** Record extracts follows **

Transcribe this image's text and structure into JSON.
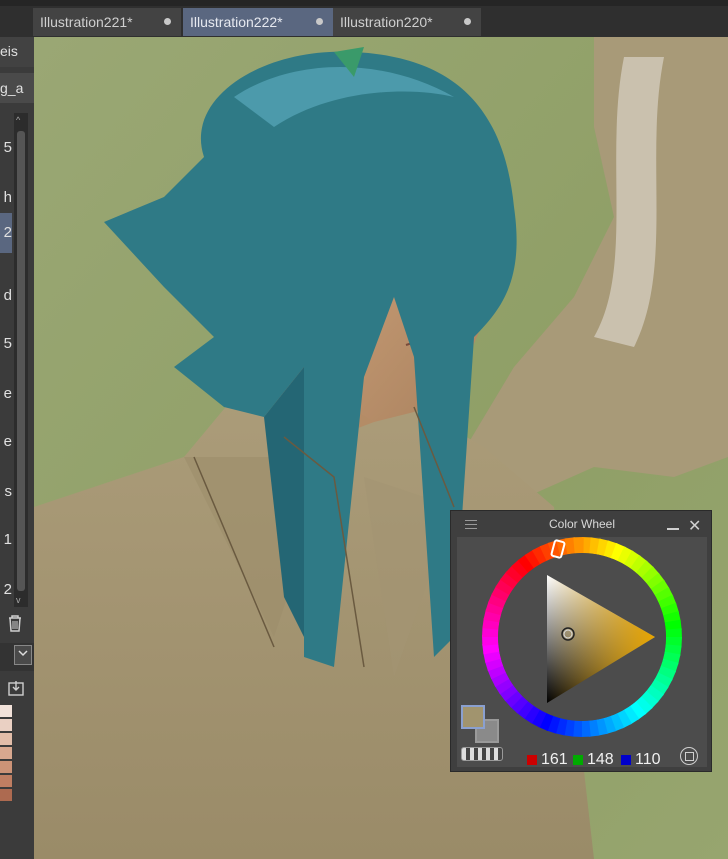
{
  "tabs": [
    {
      "label": "Illustration221*",
      "active": false
    },
    {
      "label": "Illustration222*",
      "active": true
    },
    {
      "label": "Illustration220*",
      "active": false
    }
  ],
  "left_panel": {
    "rows": [
      "eis",
      "g_a",
      "5",
      "h",
      "2",
      "d",
      "5",
      "e",
      "e",
      "s",
      "1",
      "2"
    ],
    "selected_index": 4,
    "skin_swatches": [
      "#f2e2da",
      "#ead0c3",
      "#e2bda9",
      "#d8a88f",
      "#cc9377",
      "#bf7e62",
      "#ad6a50"
    ]
  },
  "color_wheel": {
    "title": "Color Wheel",
    "rgb": {
      "r": "161",
      "g": "148",
      "b": "110"
    },
    "main_color": "#a1946e",
    "sub_color": "#8a8a8a"
  }
}
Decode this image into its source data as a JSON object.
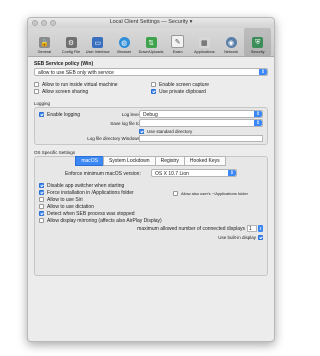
{
  "window": {
    "title": "Local Client Settings — Security ▾"
  },
  "toolbar": {
    "items": [
      {
        "label": "General",
        "icon": "lock-icon"
      },
      {
        "label": "Config File",
        "icon": "config-file-icon"
      },
      {
        "label": "User Interface",
        "icon": "user-interface-icon"
      },
      {
        "label": "Browser",
        "icon": "globe-icon"
      },
      {
        "label": "Down/Uploads",
        "icon": "download-upload-icon"
      },
      {
        "label": "Exam",
        "icon": "exam-icon"
      },
      {
        "label": "Applications",
        "icon": "applications-icon"
      },
      {
        "label": "Network",
        "icon": "network-icon"
      },
      {
        "label": "Security",
        "icon": "security-icon"
      }
    ],
    "active": "Security"
  },
  "service": {
    "heading": "SEB Service policy (Win)",
    "value": "allow to use SEB only with service"
  },
  "options": {
    "allow_vm": "Allow to run inside virtual machine",
    "allow_sharing": "Allow screen sharing",
    "screen_capture": "Enable screen capture",
    "private_clipboard": "Use private clipboard"
  },
  "logging": {
    "title": "Logging",
    "enable": "Enable logging",
    "log_level_label": "Log level:",
    "log_level_value": "Debug",
    "save_label": "Save log file to:",
    "save_value": "",
    "standard_dir": "Use standard directory",
    "dir_windows_label": "Log file directory Windows:"
  },
  "os": {
    "title": "OS Specific Settings",
    "tabs": [
      "macOS",
      "System Lockdown",
      "Registry",
      "Hooked Keys"
    ],
    "selected_tab": "macOS",
    "min_version_label": "Enforce minimum macOS version:",
    "min_version_value": "OS X 10.7 Lion",
    "checks": [
      {
        "label": "Disable app switcher when starting",
        "on": true
      },
      {
        "label": "Force installation in /Applications folder",
        "on": true
      },
      {
        "label": "Allow to use Siri",
        "on": false
      },
      {
        "label": "Allow to use dictation",
        "on": false
      },
      {
        "label": "Detect when SEB process was stopped",
        "on": true
      },
      {
        "label": "Allow display mirroring (affects also AirPlay Display)",
        "on": false
      }
    ],
    "allow_users_apps": "Allow also user's ~/Applications folder",
    "max_displays_label": "maximum allowed number of connected displays",
    "max_displays_value": "1",
    "builtin_display": "Use built-in display"
  },
  "colors": {
    "accent": "#3b87f6",
    "window_bg": "#ececec"
  }
}
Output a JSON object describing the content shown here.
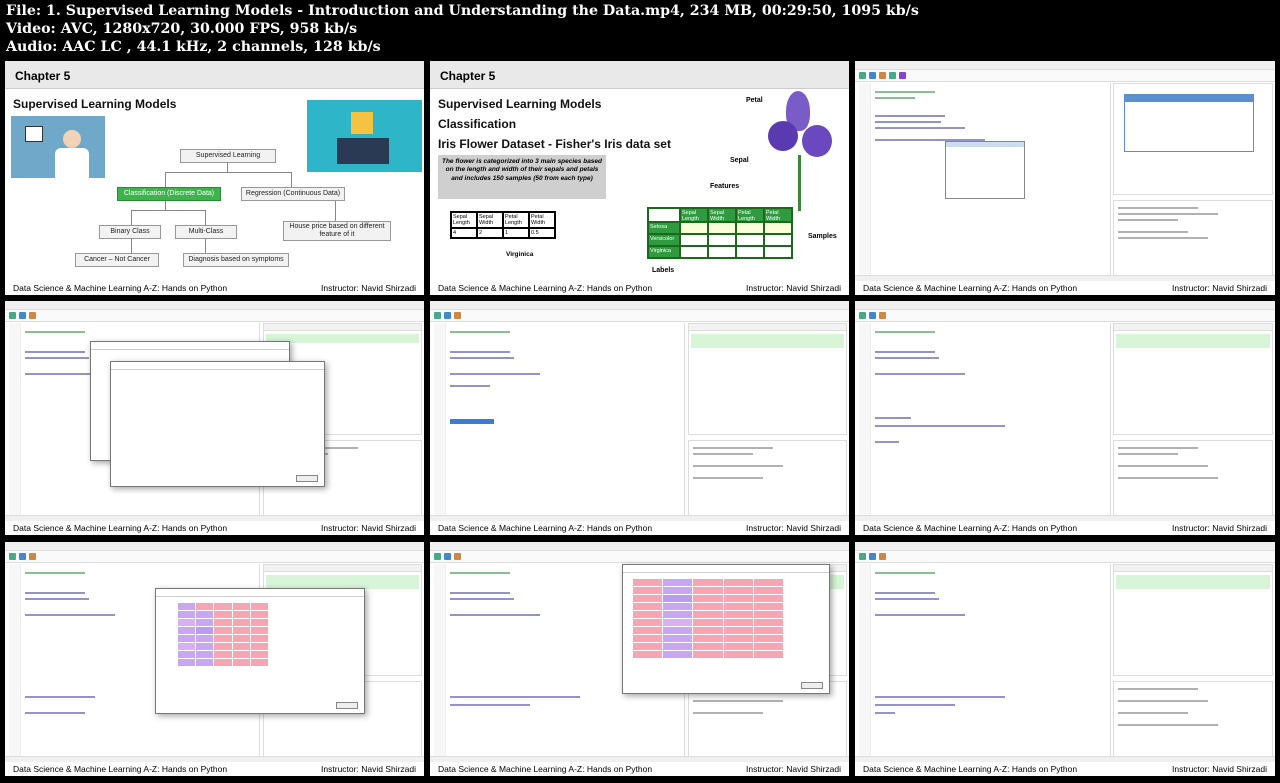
{
  "header": {
    "line1": "File: 1. Supervised Learning Models - Introduction and Understanding the Data.mp4, 234 MB, 00:29:50, 1095 kb/s",
    "line2": "Video: AVC, 1280x720, 30.000 FPS, 958 kb/s",
    "line3": "Audio: AAC LC , 44.1 kHz, 2 channels, 128 kb/s"
  },
  "footer": {
    "course": "Data Science & Machine Learning A-Z: Hands on Python",
    "instructor": "Instructor: Navid Shirzadi"
  },
  "slide1": {
    "chapter": "Chapter 5",
    "title": "Supervised Learning Models",
    "root": "Supervised Learning",
    "classification": "Classification (Discrete Data)",
    "regression": "Regression (Continuous Data)",
    "binary": "Binary Class",
    "multi": "Multi-Class",
    "house": "House price based on different feature of it",
    "cancer": "Cancer – Not Cancer",
    "diagnosis": "Diagnosis based on symptoms"
  },
  "slide2": {
    "chapter": "Chapter 5",
    "title1": "Supervised Learning Models",
    "title2": "Classification",
    "title3": "Iris Flower Dataset - Fisher's Iris data set",
    "desc": "The flower is categorized into 3 main species based on the length and width of their sepals and petals and includes 150 samples (50 from each type)",
    "petal": "Petal",
    "sepal": "Sepal",
    "features": "Features",
    "samples": "Samples",
    "labels": "Labels",
    "virginica": "Virginica",
    "small_table": {
      "headers": [
        "Sepal Length",
        "Sepal Width",
        "Petal Length",
        "Petal Width"
      ],
      "values": [
        "4",
        "2",
        "1",
        "0.5"
      ]
    },
    "big_table": {
      "headers": [
        "Sepal Length",
        "Sepal Width",
        "Petal Length",
        "Petal Width"
      ],
      "rows": [
        "Setosa",
        "Versicolor",
        "Virginica"
      ]
    }
  },
  "colors": {
    "green": "#3cb44b",
    "pink": "#f4a6b4",
    "purple": "#c7a8f0",
    "highlight": "#d8f5d8"
  }
}
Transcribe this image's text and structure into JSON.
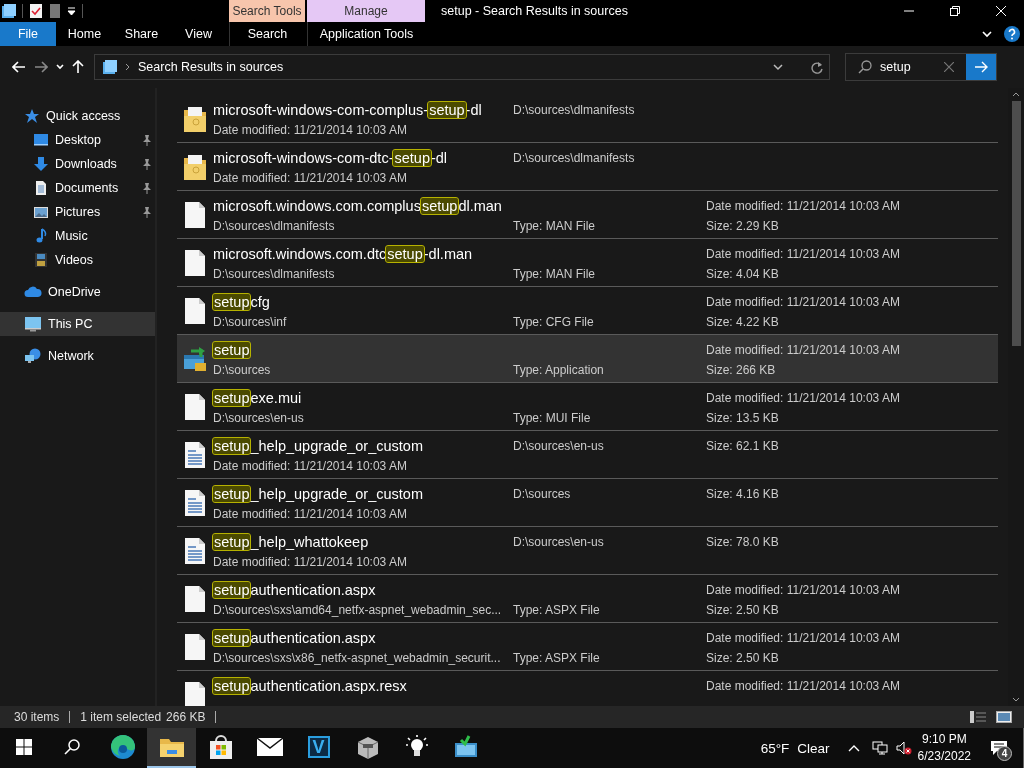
{
  "window": {
    "title": "setup - Search Results in sources"
  },
  "ribbon": {
    "tabs": [
      {
        "label": "File",
        "kind": "file"
      },
      {
        "label": "Home",
        "kind": "plain"
      },
      {
        "label": "Share",
        "kind": "plain"
      },
      {
        "label": "View",
        "kind": "plain"
      }
    ],
    "contextual": [
      {
        "header": "Search Tools",
        "tab": "Search",
        "color": "#f7c5ac"
      },
      {
        "header": "Manage",
        "tab": "Application Tools",
        "color": "#e5c8f5"
      }
    ]
  },
  "address": {
    "path": "Search Results in sources"
  },
  "search": {
    "value": "setup"
  },
  "sidebar": {
    "items": [
      {
        "label": "Quick access",
        "kind": "star",
        "selected": false,
        "children": [
          {
            "label": "Desktop",
            "kind": "desktop",
            "pinned": true,
            "selected": false
          },
          {
            "label": "Downloads",
            "kind": "download",
            "pinned": true,
            "selected": false
          },
          {
            "label": "Documents",
            "kind": "documents",
            "pinned": true,
            "selected": false
          },
          {
            "label": "Pictures",
            "kind": "pictures",
            "pinned": true,
            "selected": false
          },
          {
            "label": "Music",
            "kind": "music",
            "pinned": false,
            "selected": false
          },
          {
            "label": "Videos",
            "kind": "videos",
            "pinned": false,
            "selected": false
          }
        ]
      },
      {
        "label": "OneDrive",
        "kind": "cloud",
        "selected": false
      },
      {
        "label": "This PC",
        "kind": "pc",
        "selected": true
      },
      {
        "label": "Network",
        "kind": "network",
        "selected": false
      }
    ]
  },
  "results": [
    {
      "kind": "folder",
      "selected": false,
      "name": [
        {
          "text": "microsoft-windows-com-complus-",
          "match": false
        },
        {
          "text": "setup",
          "match": true
        },
        {
          "text": "-dl",
          "match": false
        }
      ],
      "line2": "Date modified: 11/21/2014 10:03 AM",
      "mid_top": "D:\\sources\\dlmanifests"
    },
    {
      "kind": "folder",
      "selected": false,
      "name": [
        {
          "text": "microsoft-windows-com-dtc-",
          "match": false
        },
        {
          "text": "setup",
          "match": true
        },
        {
          "text": "-dl",
          "match": false
        }
      ],
      "line2": "Date modified: 11/21/2014 10:03 AM",
      "mid_top": "D:\\sources\\dlmanifests"
    },
    {
      "kind": "file",
      "selected": false,
      "name": [
        {
          "text": "microsoft.windows.com.complus",
          "match": false
        },
        {
          "text": "setup",
          "match": true
        },
        {
          "text": "dl.man",
          "match": false
        }
      ],
      "line2": "D:\\sources\\dlmanifests",
      "mid_bottom": "Type: MAN File",
      "right_top": "Date modified: 11/21/2014 10:03 AM",
      "right_bottom": "Size: 2.29 KB"
    },
    {
      "kind": "file",
      "selected": false,
      "name": [
        {
          "text": "microsoft.windows.com.dtc",
          "match": false
        },
        {
          "text": "setup",
          "match": true
        },
        {
          "text": "-dl.man",
          "match": false
        }
      ],
      "line2": "D:\\sources\\dlmanifests",
      "mid_bottom": "Type: MAN File",
      "right_top": "Date modified: 11/21/2014 10:03 AM",
      "right_bottom": "Size: 4.04 KB"
    },
    {
      "kind": "file",
      "selected": false,
      "name": [
        {
          "text": "setup",
          "match": true
        },
        {
          "text": "cfg",
          "match": false
        }
      ],
      "line2": "D:\\sources\\inf",
      "mid_bottom": "Type: CFG File",
      "right_top": "Date modified: 11/21/2014 10:03 AM",
      "right_bottom": "Size: 4.22 KB"
    },
    {
      "kind": "app",
      "selected": true,
      "name": [
        {
          "text": "setup",
          "match": true
        }
      ],
      "line2": "D:\\sources",
      "mid_bottom": "Type: Application",
      "right_top": "Date modified: 11/21/2014 10:03 AM",
      "right_bottom": "Size: 266 KB"
    },
    {
      "kind": "file",
      "selected": false,
      "name": [
        {
          "text": "setup",
          "match": true
        },
        {
          "text": "exe.mui",
          "match": false
        }
      ],
      "line2": "D:\\sources\\en-us",
      "mid_bottom": "Type: MUI File",
      "right_top": "Date modified: 11/21/2014 10:03 AM",
      "right_bottom": "Size: 13.5 KB"
    },
    {
      "kind": "text",
      "selected": false,
      "name": [
        {
          "text": "setup",
          "match": true
        },
        {
          "text": "_help_upgrade_or_custom",
          "match": false
        }
      ],
      "line2": "Date modified: 11/21/2014 10:03 AM",
      "mid_top": "D:\\sources\\en-us",
      "right_top": "Size: 62.1 KB"
    },
    {
      "kind": "text",
      "selected": false,
      "name": [
        {
          "text": "setup",
          "match": true
        },
        {
          "text": "_help_upgrade_or_custom",
          "match": false
        }
      ],
      "line2": "Date modified: 11/21/2014 10:03 AM",
      "mid_top": "D:\\sources",
      "right_top": "Size: 4.16 KB"
    },
    {
      "kind": "text",
      "selected": false,
      "name": [
        {
          "text": "setup",
          "match": true
        },
        {
          "text": "_help_whattokeep",
          "match": false
        }
      ],
      "line2": "Date modified: 11/21/2014 10:03 AM",
      "mid_top": "D:\\sources\\en-us",
      "right_top": "Size: 78.0 KB"
    },
    {
      "kind": "file",
      "selected": false,
      "name": [
        {
          "text": "setup",
          "match": true
        },
        {
          "text": "authentication.aspx",
          "match": false
        }
      ],
      "line2": "D:\\sources\\sxs\\amd64_netfx-aspnet_webadmin_sec...",
      "mid_bottom": "Type: ASPX File",
      "right_top": "Date modified: 11/21/2014 10:03 AM",
      "right_bottom": "Size: 2.50 KB"
    },
    {
      "kind": "file",
      "selected": false,
      "name": [
        {
          "text": "setup",
          "match": true
        },
        {
          "text": "authentication.aspx",
          "match": false
        }
      ],
      "line2": "D:\\sources\\sxs\\x86_netfx-aspnet_webadmin_securit...",
      "mid_bottom": "Type: ASPX File",
      "right_top": "Date modified: 11/21/2014 10:03 AM",
      "right_bottom": "Size: 2.50 KB"
    },
    {
      "kind": "file",
      "selected": false,
      "name": [
        {
          "text": "setup",
          "match": true
        },
        {
          "text": "authentication.aspx.resx",
          "match": false
        }
      ],
      "right_top": "Date modified: 11/21/2014 10:03 AM"
    }
  ],
  "status_bar": {
    "count": "30 items",
    "selection": "1 item selected",
    "size": "266 KB"
  },
  "taskbar": {
    "apps": [
      {
        "kind": "edge",
        "active": false
      },
      {
        "kind": "explorer",
        "active": true
      },
      {
        "kind": "store",
        "active": false
      },
      {
        "kind": "mail",
        "active": false
      },
      {
        "kind": "letter",
        "label": "V",
        "active": false
      },
      {
        "kind": "package",
        "active": false
      },
      {
        "kind": "bulb",
        "active": false
      },
      {
        "kind": "setup",
        "active": false
      }
    ],
    "weather": {
      "temperature": "65°F",
      "condition": "Clear"
    },
    "clock": {
      "time": "9:10 PM",
      "date": "6/23/2022"
    },
    "notifications": "4"
  }
}
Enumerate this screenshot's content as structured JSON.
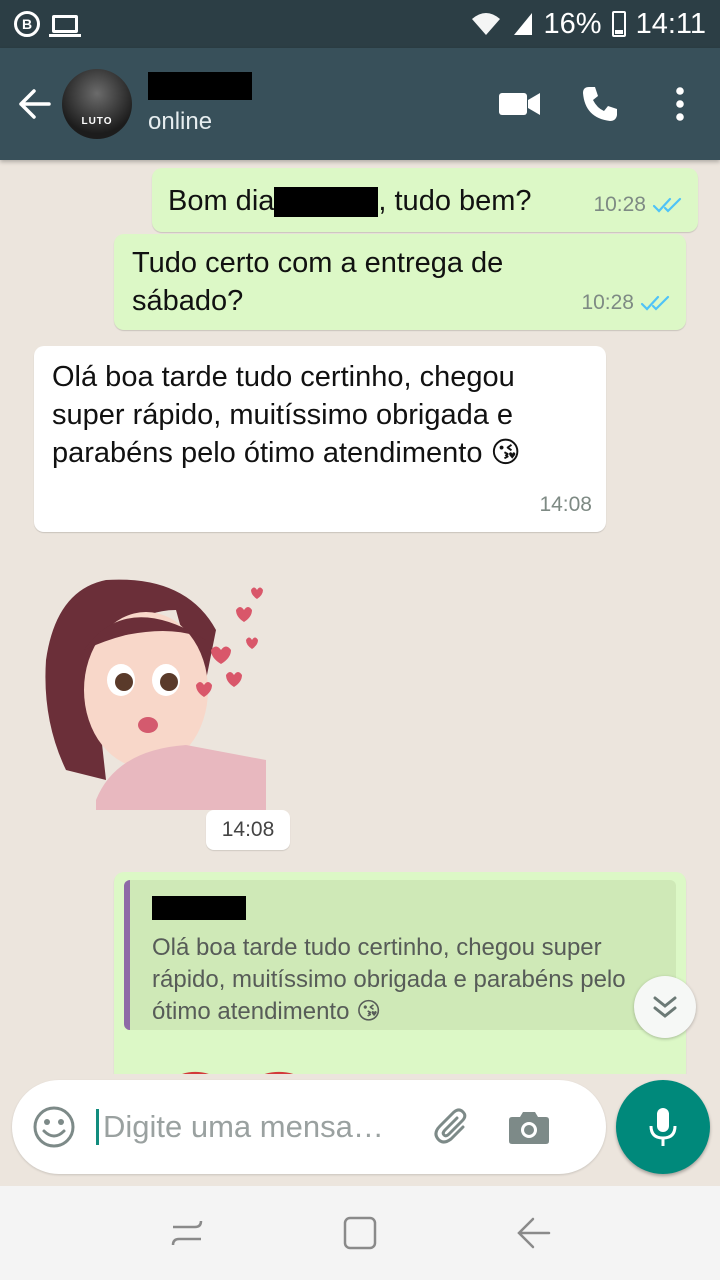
{
  "status_bar": {
    "battery": "16%",
    "time": "14:11",
    "icons": [
      "b-icon",
      "laptop-icon",
      "wifi-icon",
      "signal-icon",
      "battery-icon"
    ]
  },
  "header": {
    "avatar_text": "LUTO",
    "status": "online",
    "icons": [
      "back-arrow-icon",
      "video-call-icon",
      "phone-icon",
      "more-vert-icon"
    ]
  },
  "messages": [
    {
      "type": "out",
      "text_before": "Bom dia",
      "text_after": ", tudo bem?",
      "time": "10:28",
      "ticks": "read"
    },
    {
      "type": "out",
      "text": "Tudo certo com a entrega de sábado?",
      "time": "10:28",
      "ticks": "read"
    },
    {
      "type": "in",
      "text": "Olá boa tarde tudo certinho, chegou super rápido, muitíssimo obrigada e parabéns pelo ótimo atendimento 😘",
      "time": "14:08"
    },
    {
      "type": "sticker",
      "time": "14:08"
    },
    {
      "type": "out-reply",
      "quoted_text": "Olá boa tarde tudo certinho, chegou super rápido, muitíssimo obrigada e parabéns pelo ótimo atendimento 😘"
    }
  ],
  "input": {
    "placeholder": "Digite uma mensa…"
  },
  "colors": {
    "header": "#38505a",
    "outgoing_bubble": "#dcf8c6",
    "incoming_bubble": "#ffffff",
    "accent": "#00897b",
    "read_ticks": "#4fc3f7"
  }
}
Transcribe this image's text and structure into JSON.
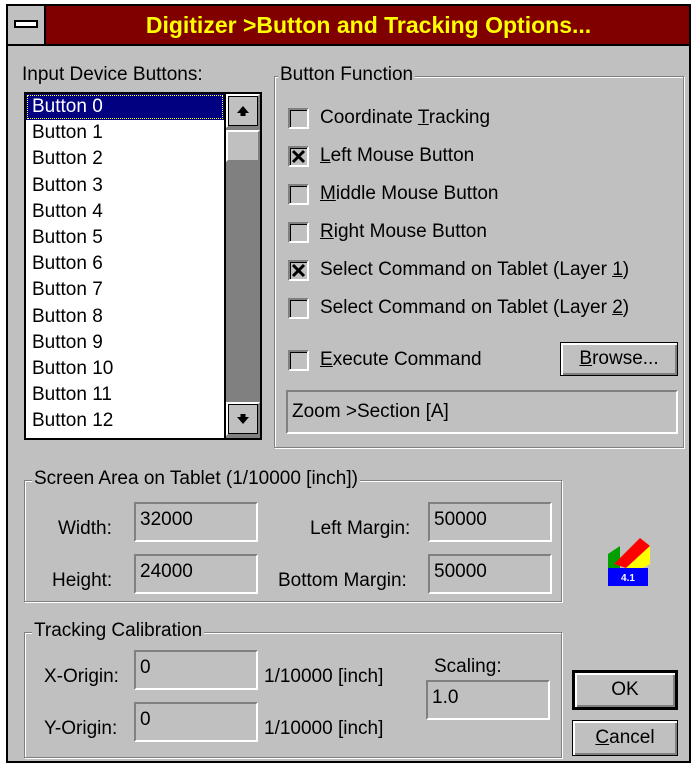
{
  "window": {
    "title": "Digitizer >Button and Tracking Options..."
  },
  "input_device_buttons": {
    "label": "Input Device Buttons:",
    "items": [
      "Button 0",
      "Button 1",
      "Button 2",
      "Button 3",
      "Button 4",
      "Button 5",
      "Button 6",
      "Button 7",
      "Button 8",
      "Button 9",
      "Button 10",
      "Button 11",
      "Button 12"
    ],
    "selected_index": 0
  },
  "button_function": {
    "label": "Button Function",
    "options": [
      {
        "pre": "Coordinate ",
        "key": "T",
        "post": "racking",
        "checked": false
      },
      {
        "pre": "",
        "key": "L",
        "post": "eft Mouse Button",
        "checked": true
      },
      {
        "pre": "",
        "key": "M",
        "post": "iddle Mouse Button",
        "checked": false
      },
      {
        "pre": "",
        "key": "R",
        "post": "ight Mouse Button",
        "checked": false
      },
      {
        "pre": "Select Command on Tablet (Layer ",
        "key": "1",
        "post": ")",
        "checked": true
      },
      {
        "pre": "Select Command on Tablet (Layer ",
        "key": "2",
        "post": ")",
        "checked": false
      },
      {
        "pre": "",
        "key": "E",
        "post": "xecute Command",
        "checked": false
      }
    ],
    "browse_key": "B",
    "browse_rest": "rowse...",
    "command_value": "Zoom >Section [A]"
  },
  "screen_area": {
    "label": "Screen Area on Tablet (1/10000 [inch])",
    "width_label": "Width:",
    "width_value": "32000",
    "height_label": "Height:",
    "height_value": "24000",
    "left_margin_label": "Left Margin:",
    "left_margin_value": "50000",
    "bottom_margin_label": "Bottom Margin:",
    "bottom_margin_value": "50000"
  },
  "tracking_calibration": {
    "label": "Tracking Calibration",
    "x_origin_label": "X-Origin:",
    "x_origin_value": "0",
    "x_unit": "1/10000 [inch]",
    "y_origin_label": "Y-Origin:",
    "y_origin_value": "0",
    "y_unit": "1/10000 [inch]",
    "scaling_label": "Scaling:",
    "scaling_value": "1.0"
  },
  "logo": {
    "version": "4.1",
    "colors": {
      "red": "#ff0000",
      "yellow": "#ffff00",
      "green": "#00a000",
      "blue": "#0000ff"
    }
  },
  "buttons": {
    "ok_label": "OK",
    "cancel_key": "C",
    "cancel_rest": "ancel"
  }
}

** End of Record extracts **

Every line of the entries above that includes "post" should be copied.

• **Response to the exercise**:
        "post": "racking",
        "post": "eft Mouse Button",
        "post": "iddle Mouse Button",
        "post": "ight Mouse Button",
        "post": ")",
        "post": ")",
        "post": "xecute Command",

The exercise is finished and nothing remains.